If a novel makes no demands on a reader’s intellect, is it really all that superior to a television show? Might it not be significantly inferior both intellectually and artistically?

Literary Who?

Can anyone honestly say that the later novels of Norman Mailer are literary novels? What about John Updike? What about…

No, I don’t mean to suggest that this question has an absolute answer, merely that the answer is a bit slippery. Was Dickens a literary novelist? What about Balzac or Jane Austen? The later Henry James, James Joyce, Proust—the answer is pretty clearly in the affirmative there. Who else?

(If I were to attempt an answer, I’d say that Dickens, as much of a bestseller as he was, as much as he played upon the emotions of his readers, should be considered a literary writer because of his attention to language, an intensity of nuance we simply don’t see in current bestsellers or even in the majority of fiction that is currently construed to be “literary.”)

Then again, one can imagine revising Flaubert so that Madame Bovary reads as a novel with a lurid plot that is tone-deaf to the resonance of language. You’d have to change the ending though—a homicide rather than a suicide is in order, I think.

One can imagine Henry James without the moody introspection and the long sentences, but why would one want to?

When we get to Henry Miller and William Burroughs, the question starts to devour itself. For if William Burrroughs was a literary novelist, then isn’t Sapphire, author of Push, a novel that deals in a very different form of transgression but has what is arguably an innovative approach to form?

Then there’s crime fiction. Not just literary mysteries, but hard-boiled, street smart crime. Raymond Chandler and Richard Price—might they be considered literary writers simply because they write as well as they do?

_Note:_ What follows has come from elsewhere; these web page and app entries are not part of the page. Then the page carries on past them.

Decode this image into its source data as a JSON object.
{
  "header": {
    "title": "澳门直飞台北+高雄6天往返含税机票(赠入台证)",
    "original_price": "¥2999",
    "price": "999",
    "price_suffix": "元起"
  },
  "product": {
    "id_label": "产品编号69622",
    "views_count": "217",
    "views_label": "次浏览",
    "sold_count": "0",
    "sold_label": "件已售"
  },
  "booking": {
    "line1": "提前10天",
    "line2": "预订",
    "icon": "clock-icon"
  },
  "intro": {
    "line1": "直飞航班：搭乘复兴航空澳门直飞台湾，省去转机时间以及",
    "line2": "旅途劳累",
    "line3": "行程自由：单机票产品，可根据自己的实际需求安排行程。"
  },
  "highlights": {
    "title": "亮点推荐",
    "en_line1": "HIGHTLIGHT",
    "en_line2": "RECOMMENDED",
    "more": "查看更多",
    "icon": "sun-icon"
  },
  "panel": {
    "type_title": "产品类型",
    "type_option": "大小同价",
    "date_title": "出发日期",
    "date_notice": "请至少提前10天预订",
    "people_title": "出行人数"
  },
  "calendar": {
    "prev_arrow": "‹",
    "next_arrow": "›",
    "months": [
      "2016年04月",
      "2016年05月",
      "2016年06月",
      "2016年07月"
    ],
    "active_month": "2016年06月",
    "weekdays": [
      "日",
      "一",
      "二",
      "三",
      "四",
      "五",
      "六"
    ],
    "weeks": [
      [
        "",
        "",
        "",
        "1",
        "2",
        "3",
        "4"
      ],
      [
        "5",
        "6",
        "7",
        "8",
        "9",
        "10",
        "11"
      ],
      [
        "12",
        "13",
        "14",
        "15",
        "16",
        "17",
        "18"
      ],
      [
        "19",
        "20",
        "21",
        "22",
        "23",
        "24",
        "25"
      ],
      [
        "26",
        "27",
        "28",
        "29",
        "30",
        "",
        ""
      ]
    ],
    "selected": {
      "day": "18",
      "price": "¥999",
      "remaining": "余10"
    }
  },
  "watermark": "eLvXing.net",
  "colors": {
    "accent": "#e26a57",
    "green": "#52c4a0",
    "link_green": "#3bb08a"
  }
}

Finally, I would like to say that writing about one’s personal relationships or the personal relationships of one’s characters does not necessarily make a literary novel. Writing about the new immigrant experience isn’t essentially literary, nor is writing about art, politics, race, or technology. Descriptions of outlandish wealth, grinding poverty, outrĂ© sexuality, intravenous drug use, or simple drunkenness do not necessarily make literature. How one writes about these things is what counts.

What if we were to say that complexity and sharpness are the hallmarks of literary fiction, even to the extent that these qualities may be viewed as opposing each other? What if we were to say that a literary novel is a novel that makes us think?

Now that should really confuse the issue…

Due to the holidays, the next posting of the blog will be on Wednesday, January 6. I would like to wish all my readers Merry Christmas, Happy New Year, and all the best for the coming year.


  1. Thank you, Ms. or Mr. X. This is a necessary blog. I'm posting a link to this entry on my own blog, quoting your paragraph "Finally, I would like to say . . .," as it sounds remarkably similar to utterances I've often made.

  2. A 1/2 definition of the "literary novel" I've at times used is "a book that enjoys being a book rather than being a self-advertisement for wanting to be the next Hollywood blockbuster." Or, I guess, "Una novella que no esta una puta," to pick up on another of your quotes. But don't get me started on stories about my life in the publishing industry — that's the plot of my next unsellable novel...

  3. You took the words out of my fingertips. I absolutely agree. I would only add that writing a novel about one's divorce experience doesn't qualify as literary, either, and that accounts for roughly 50 percent of what are considered literary novels.

    Paul A. Toth

  4. When I read a book that I think of as a literary novel, it's impossible not to think that it is destined to become a classic. That eliminates a lot of novels.

    Eileen Elkinson